Parenting teenagers is sometimes difficult for South Carolina parents because adolescence brings with it physical and hormonal changes that could affect mood and behavior. Adding a divorce to this mix has the potential to make things even more volatile if parents no longer living together don't make an effort to avoid co-parenting mistakes.
One common co-parenting mistake with teens that divorcing parents sometimes make is failing to share information with each other. There's sometimes an assumption that a teen will tell each parent what's going on with them or exhibit the same behavior around each parent. Failing to communicate often leaves one or both parents in the dark. It's also not advised for co-parents to get into the habit of passing messages through their teen. Doing so sometimes results in messages either being delivered incorrectly or not at all.
A lack of coordination between divorced parents can also give a teen too much power, especially if they take advantage of this situation when they learn to drive and gain more independence. A lack of flexibility with a co-parenting schedule can create conflicts with everyone involved, even more so if teens have after-school jobs and other obligations requiring some degree of flexibility with schedules. Co-parenting a teen can also be more challenging than it has to be if parents make assumptions, like assuming the other parent has already met a teen's friends, or offer conflicting or inconsistent guidance.
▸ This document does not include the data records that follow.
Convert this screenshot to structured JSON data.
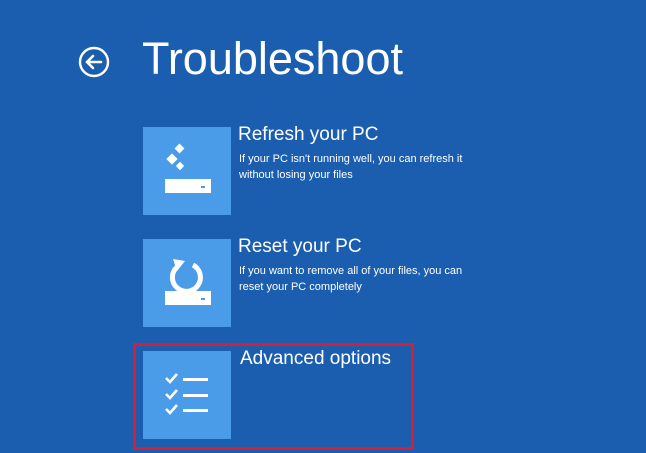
{
  "header": {
    "title": "Troubleshoot",
    "back_icon": "back-arrow-circle-icon"
  },
  "options": [
    {
      "title": "Refresh your PC",
      "description": "If your PC isn't running well, you can refresh it without losing your files",
      "icon": "refresh-pc-icon"
    },
    {
      "title": "Reset your PC",
      "description": "If you want to remove all of your files, you can reset your PC completely",
      "icon": "reset-pc-icon"
    },
    {
      "title": "Advanced options",
      "description": "",
      "icon": "checklist-icon",
      "highlighted": true
    }
  ],
  "colors": {
    "background": "#1b5eaf",
    "tile": "#4a9be8",
    "text": "#ffffff",
    "highlight_border": "#d81e30"
  }
}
A family law attorney may be able to make post-divorce parenting less stressful by negotiating a sensible co-parenting plan that allows for some degree of flexibility as a teen gets older and assumes more responsibilities. However, if former spouses are unable to co-parent effectively, a court sometimes orders them to take parenting classes. A lawyer might also request appropriate custody arrangement adjustments if circumstances change over time.